In one instance, I was tasked with the assassination of a corpulent merchant. Apparently he wasn't dancing to the tune of my employer; that meant blood, and there were many ways to shed it. The player's arsenal includes various shuriken, caltrops, mechanical insects for distraction, and primitive mines. Some enemies are simply too vigilant for Chimatsuri Sappo—you'll dash in only to have your attack thrown off in an awkward struggle—and offensive tools may be your only recourse. The traditional "hit square to slash" mechanism is also available and, while functional, isn't as rewarding as calculated sneakiness.

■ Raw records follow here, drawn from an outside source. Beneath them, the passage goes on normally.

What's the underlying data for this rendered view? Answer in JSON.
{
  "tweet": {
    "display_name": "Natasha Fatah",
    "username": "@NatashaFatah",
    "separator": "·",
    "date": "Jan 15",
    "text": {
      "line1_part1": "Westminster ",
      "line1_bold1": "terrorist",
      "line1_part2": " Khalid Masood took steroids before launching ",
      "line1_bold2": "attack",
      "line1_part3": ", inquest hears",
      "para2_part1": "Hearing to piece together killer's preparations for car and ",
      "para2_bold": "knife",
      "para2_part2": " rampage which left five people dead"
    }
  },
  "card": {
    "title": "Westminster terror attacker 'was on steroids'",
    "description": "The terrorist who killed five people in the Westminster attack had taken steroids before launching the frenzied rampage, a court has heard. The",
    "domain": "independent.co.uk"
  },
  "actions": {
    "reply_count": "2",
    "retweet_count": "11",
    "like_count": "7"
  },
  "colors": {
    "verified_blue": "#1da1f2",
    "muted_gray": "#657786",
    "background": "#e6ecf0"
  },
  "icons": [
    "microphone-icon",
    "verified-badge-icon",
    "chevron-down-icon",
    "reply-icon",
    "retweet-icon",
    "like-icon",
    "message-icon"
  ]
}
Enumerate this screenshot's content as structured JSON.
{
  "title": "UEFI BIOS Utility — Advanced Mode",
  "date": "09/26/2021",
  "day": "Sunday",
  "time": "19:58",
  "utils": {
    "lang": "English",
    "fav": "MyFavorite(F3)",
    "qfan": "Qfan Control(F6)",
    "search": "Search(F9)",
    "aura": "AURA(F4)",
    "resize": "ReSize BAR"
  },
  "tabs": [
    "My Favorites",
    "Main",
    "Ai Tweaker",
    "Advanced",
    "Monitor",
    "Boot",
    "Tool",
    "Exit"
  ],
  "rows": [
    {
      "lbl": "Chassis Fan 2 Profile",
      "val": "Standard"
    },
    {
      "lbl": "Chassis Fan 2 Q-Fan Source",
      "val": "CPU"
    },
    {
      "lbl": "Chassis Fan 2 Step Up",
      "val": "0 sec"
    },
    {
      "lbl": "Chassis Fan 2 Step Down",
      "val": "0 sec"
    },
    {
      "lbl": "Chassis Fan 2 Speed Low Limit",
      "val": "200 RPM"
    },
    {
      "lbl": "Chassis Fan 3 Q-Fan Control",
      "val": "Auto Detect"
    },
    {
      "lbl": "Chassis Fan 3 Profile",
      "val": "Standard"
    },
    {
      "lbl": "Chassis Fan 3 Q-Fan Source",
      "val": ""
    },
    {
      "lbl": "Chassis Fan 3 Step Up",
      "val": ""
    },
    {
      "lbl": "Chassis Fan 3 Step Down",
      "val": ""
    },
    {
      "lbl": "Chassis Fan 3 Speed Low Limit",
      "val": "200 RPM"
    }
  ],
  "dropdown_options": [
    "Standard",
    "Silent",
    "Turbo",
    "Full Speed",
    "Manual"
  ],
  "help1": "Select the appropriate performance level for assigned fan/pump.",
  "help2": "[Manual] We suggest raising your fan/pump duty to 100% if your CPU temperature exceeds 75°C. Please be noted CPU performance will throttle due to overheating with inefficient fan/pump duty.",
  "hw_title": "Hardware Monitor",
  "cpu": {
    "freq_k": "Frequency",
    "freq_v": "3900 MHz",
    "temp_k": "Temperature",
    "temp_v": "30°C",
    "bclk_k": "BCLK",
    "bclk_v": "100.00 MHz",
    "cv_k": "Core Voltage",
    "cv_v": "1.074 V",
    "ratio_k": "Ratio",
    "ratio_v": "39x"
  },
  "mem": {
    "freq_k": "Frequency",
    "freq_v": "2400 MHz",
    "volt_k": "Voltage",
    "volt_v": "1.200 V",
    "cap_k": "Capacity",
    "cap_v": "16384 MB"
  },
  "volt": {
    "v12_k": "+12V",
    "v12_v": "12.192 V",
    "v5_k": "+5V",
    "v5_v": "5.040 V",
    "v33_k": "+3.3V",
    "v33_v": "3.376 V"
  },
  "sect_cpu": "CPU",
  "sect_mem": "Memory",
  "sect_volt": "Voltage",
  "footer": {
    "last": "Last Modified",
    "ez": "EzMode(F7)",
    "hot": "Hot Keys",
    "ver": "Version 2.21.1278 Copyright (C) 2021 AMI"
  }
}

Resource gathering and alchemy are also possible, the former done in game, the latter through its menus. Concoctions and ingredients can even be shared with fellow players through "the Network Jar" (read: 3G). Help a ninja out, yo.
Anyway, back to the man with a bounty on his head. In my first attempt, I'd successfully made my way to his residence thanks to overlaid maps and an "objective compass". Quietly, I slid open the paper doors, but eyes need no noise to see. I was right there in front of him, the man I needed dead. He pulled out a flintlock pistol and proceeded to riddle me with its contents.
Damn. I tried it again, aware this time of the sentinels' routes. I turned them into sushi on the spot, not bothering to hide their corpses. This would be quick. I got to the other side of his residence and crept in. I stalked the halls and peered around corners, eventually padding my way to his back and proving that, no, none are immune to the bite of steel. Chimatsuri Sappo it was, silken and rich as his robes.
Shinobido 2: Revenge of Zen would do well to deliver many moments like these. The mission types are varied—assassination, obliteration, escort, etc.—which should keep players on their (silent) toes. You probably won't see Zen sleep or eat much, but maybe that will contribute all the more to the illusion that ninja are beyond human. Shinobido 2: Revenge of Zen releases February 22nd for PS Vita.